#LeakAlert: Data of 7 million+ BHIM users exposed
Personal and financial data of more than 7 million users of BHIM, a government-backed peer-to-peer UPI payments app, has been leaked publicly. The data was exposed through an unprotected server, which was discovered and reported by researchers at vpnMentor to the Indian authorities. Now, it has been secured, the company said in a blog post. Here are all the details.
When BHIM was launched in 2016, a CSC website (http://cscbhim.in/) was created as part of a campaign to bring as many users and merchants as possible to the app. All the data collected through this campaign, estimated to be 409GB in size, was stored on an Amazon Web Services S3 bucket and left unprotected, open to be accessed/downloaded by anyone knowing where to look.
As spotted by vpnMentor in April, the unprotected bucket had 7.26 million user records, which included Aadhaar cards, caste certificates, address proofs, professional certificates, college degrees, and Permanent account numbers (PANs), and screenshots taken to show successful fund transfers.

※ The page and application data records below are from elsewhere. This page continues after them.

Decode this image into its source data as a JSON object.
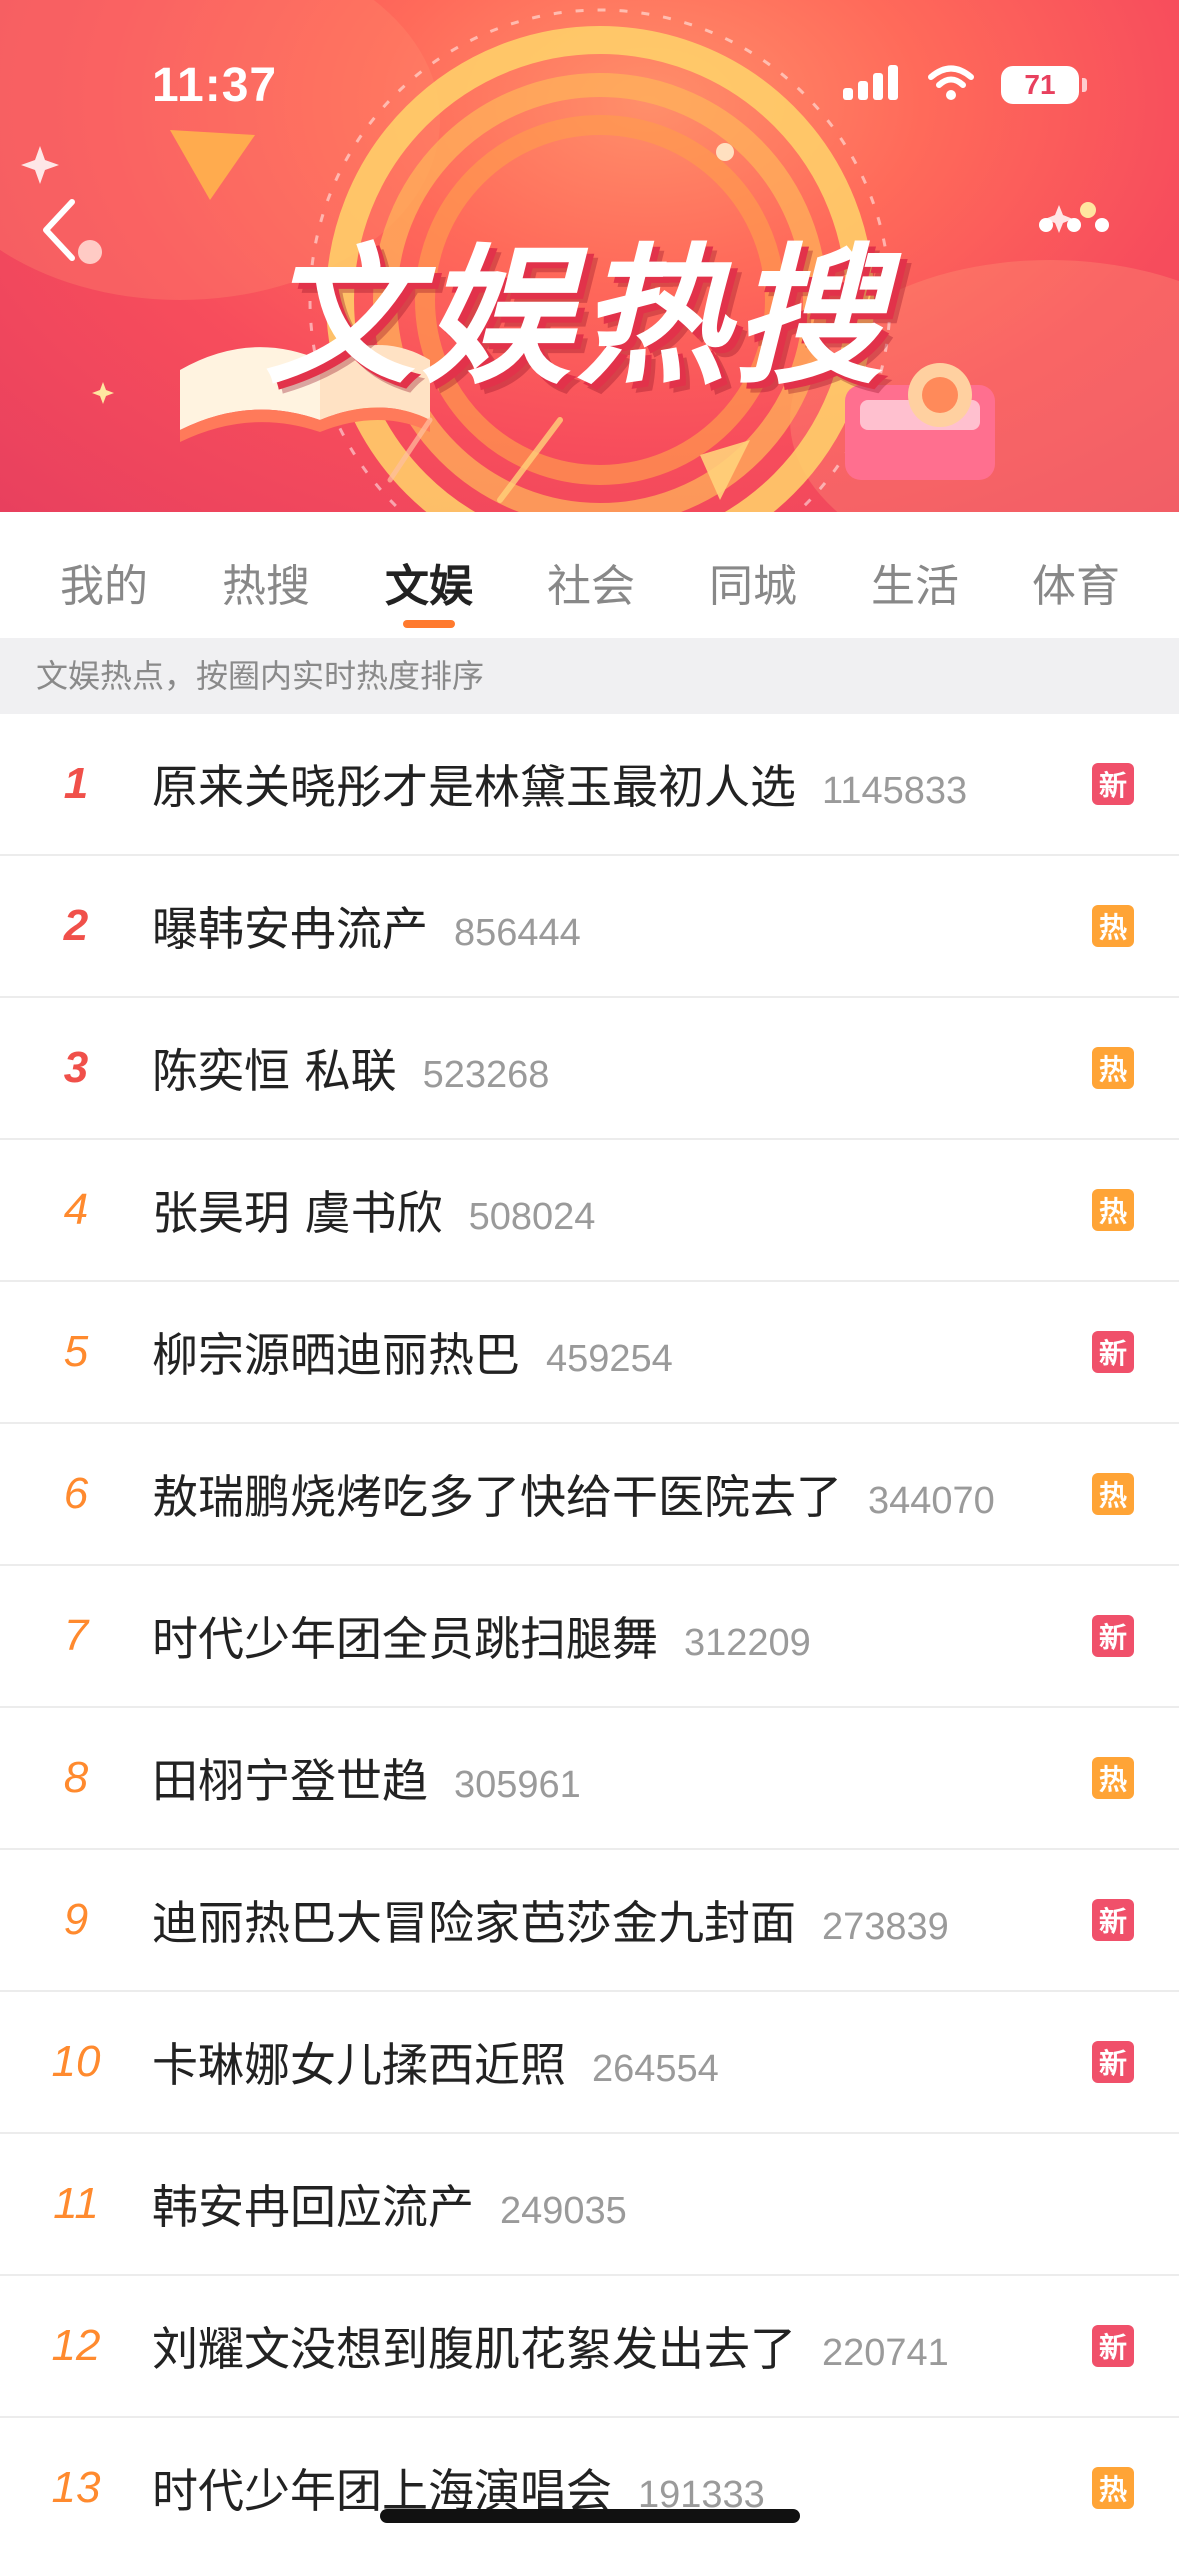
{
  "status_bar": {
    "time": "11:37",
    "battery": "71"
  },
  "header": {
    "title": "文娱热搜"
  },
  "colors": {
    "new_badge": "#f0506a",
    "hot_badge": "#ffa436",
    "accent": "#ff7a2e",
    "rank_top": "#f0504a",
    "rank_other": "#ff8a2e"
  },
  "icons": {
    "back": "chevron-left-icon",
    "more": "more-dots-icon",
    "signal": "signal-icon",
    "wifi": "wifi-icon",
    "battery": "battery-icon"
  },
  "tabs": [
    {
      "label": "我的"
    },
    {
      "label": "热搜"
    },
    {
      "label": "文娱",
      "active": true
    },
    {
      "label": "社会"
    },
    {
      "label": "同城"
    },
    {
      "label": "生活"
    },
    {
      "label": "体育"
    }
  ],
  "hint": "文娱热点，按圈内实时热度排序",
  "items": [
    {
      "rank": "1",
      "title": "原来关晓彤才是林黛玉最初人选",
      "count": "1145833",
      "badge": "新",
      "badge_type": "new"
    },
    {
      "rank": "2",
      "title": "曝韩安冉流产",
      "count": "856444",
      "badge": "热",
      "badge_type": "hot"
    },
    {
      "rank": "3",
      "title": "陈奕恒 私联",
      "count": "523268",
      "badge": "热",
      "badge_type": "hot"
    },
    {
      "rank": "4",
      "title": "张昊玥 虞书欣",
      "count": "508024",
      "badge": "热",
      "badge_type": "hot"
    },
    {
      "rank": "5",
      "title": "柳宗源晒迪丽热巴",
      "count": "459254",
      "badge": "新",
      "badge_type": "new"
    },
    {
      "rank": "6",
      "title": "敖瑞鹏烧烤吃多了快给干医院去了",
      "count": "344070",
      "badge": "热",
      "badge_type": "hot"
    },
    {
      "rank": "7",
      "title": "时代少年团全员跳扫腿舞",
      "count": "312209",
      "badge": "新",
      "badge_type": "new"
    },
    {
      "rank": "8",
      "title": "田栩宁登世趋",
      "count": "305961",
      "badge": "热",
      "badge_type": "hot"
    },
    {
      "rank": "9",
      "title": "迪丽热巴大冒险家芭莎金九封面",
      "count": "273839",
      "badge": "新",
      "badge_type": "new"
    },
    {
      "rank": "10",
      "title": "卡琳娜女儿揉西近照",
      "count": "264554",
      "badge": "新",
      "badge_type": "new"
    },
    {
      "rank": "11",
      "title": "韩安冉回应流产",
      "count": "249035",
      "badge": "",
      "badge_type": "none"
    },
    {
      "rank": "12",
      "title": "刘耀文没想到腹肌花絮发出去了",
      "count": "220741",
      "badge": "新",
      "badge_type": "new"
    },
    {
      "rank": "13",
      "title": "时代少年团上海演唱会",
      "count": "191333",
      "badge": "热",
      "badge_type": "hot"
    }
  ]
}
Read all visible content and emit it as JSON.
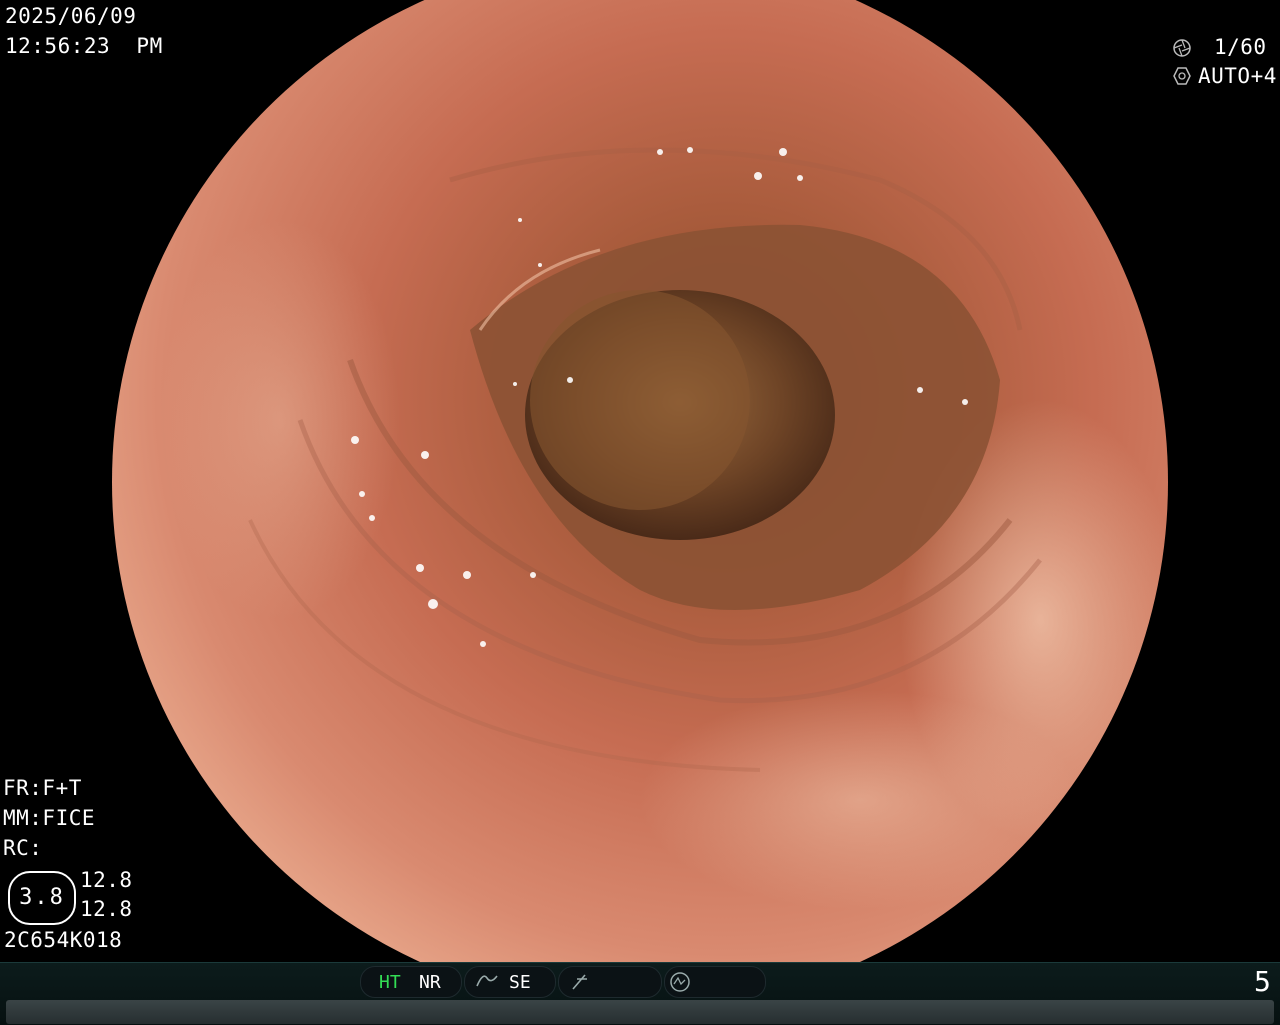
{
  "overlay": {
    "date": "2025/06/09",
    "time": "12:56:23  PM",
    "shutter": "1/60",
    "iris": "AUTO+4",
    "fr": "FR:F+T",
    "mm": "MM:FICE",
    "rc": "RC:",
    "fov_value": "3.8",
    "value_top": "12.8",
    "value_bottom": "12.8",
    "scope_id": "2C654K018"
  },
  "statusbar": {
    "ht": "HT",
    "nr": "NR",
    "se": "SE",
    "page_number": "5"
  },
  "icons": {
    "shutter": "shutter-icon",
    "iris": "iris-icon",
    "enhance": "enhance-curve-icon",
    "structure": "structure-icon",
    "mode": "mode-circle-icon"
  },
  "colors": {
    "mucosa": "#c8755c",
    "lumen": "#6a4226",
    "ht_active": "#33dd55",
    "background": "#000000"
  }
}
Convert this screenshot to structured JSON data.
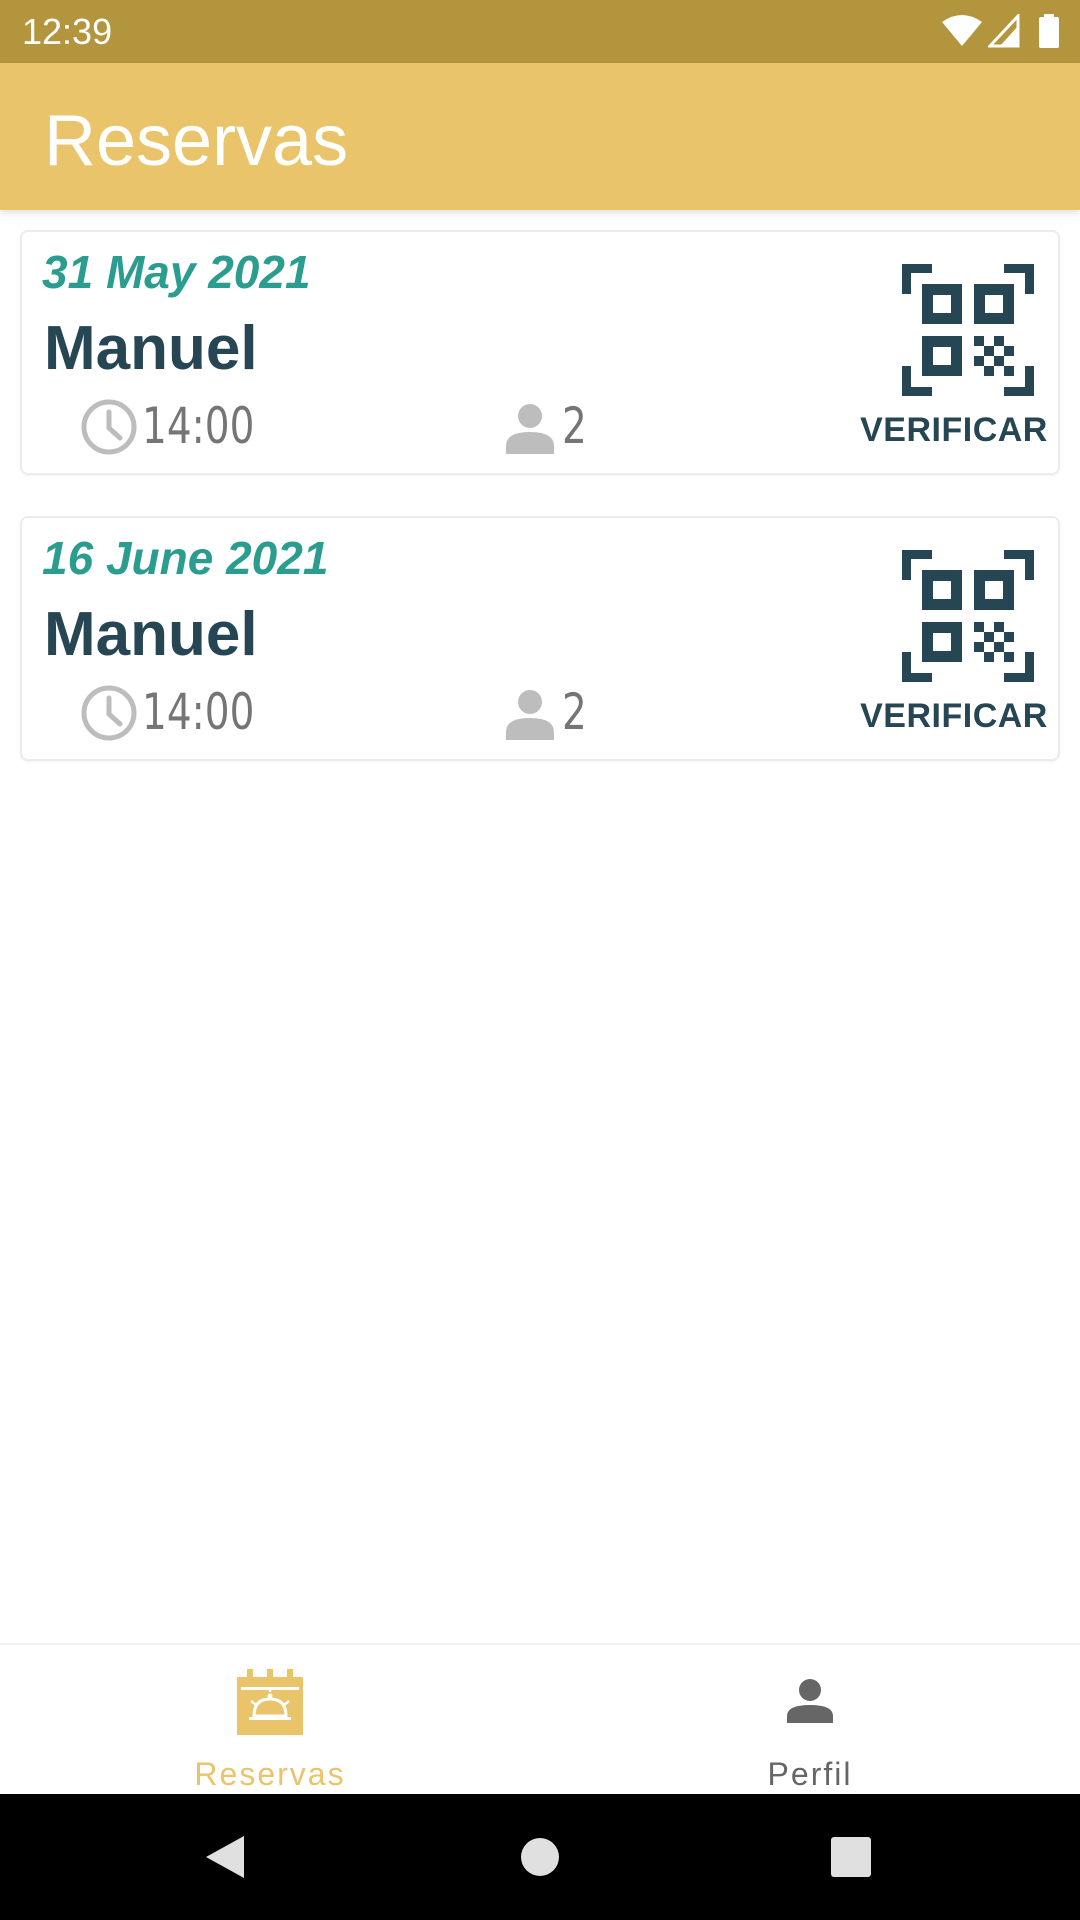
{
  "status_bar": {
    "time": "12:39",
    "icons": [
      "wifi-icon",
      "signal-icon",
      "battery-icon"
    ]
  },
  "app_bar": {
    "title": "Reservas"
  },
  "reservations": [
    {
      "date": "31 May 2021",
      "name": "Manuel",
      "time": "14:00",
      "guests": "2",
      "verify_label": "VERIFICAR"
    },
    {
      "date": "16 June 2021",
      "name": "Manuel",
      "time": "14:00",
      "guests": "2",
      "verify_label": "VERIFICAR"
    }
  ],
  "bottom_nav": {
    "items": [
      {
        "label": "Reservas",
        "icon": "calendar-dish-icon",
        "active": true
      },
      {
        "label": "Perfil",
        "icon": "person-icon",
        "active": false
      }
    ]
  },
  "colors": {
    "status_bar": "#b3953e",
    "app_bar": "#e9c46a",
    "date_teal": "#2a9d8f",
    "dark_slate": "#264653",
    "meta_grey": "#757575",
    "icon_grey": "#bdbdbd"
  }
}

The information included in these documents could have easily been used by attackers to create a whole profile of individuals and target them with scams.
Initially, the vpnMentor team tried contacting CSC e-Governance Services, the developer of the CSC BHIM website and the owner of the S3 bucket, but did not receive a response. Then, multiple reports were sent to India's Computer Emergency Response Team (CERT-In), following which the unprotected AWS bucket was secured, and the data was no longer being exposed.
The National Payments Corporation of India (NCPI), which developed the BHIM app, says that the exposure does not relate to the app data. "There has been no data compromise at BHIM App. NPCI follows a high level of security and an integrated approach to protect its infrastructure and continue to provide a robust payments ecosystem," it said in a statement quoted by Economic Times.
That being said, it must also be noted that as of now, it is not clear if anyone had accessed the unprotected Amazon bucket before it was plugged or not.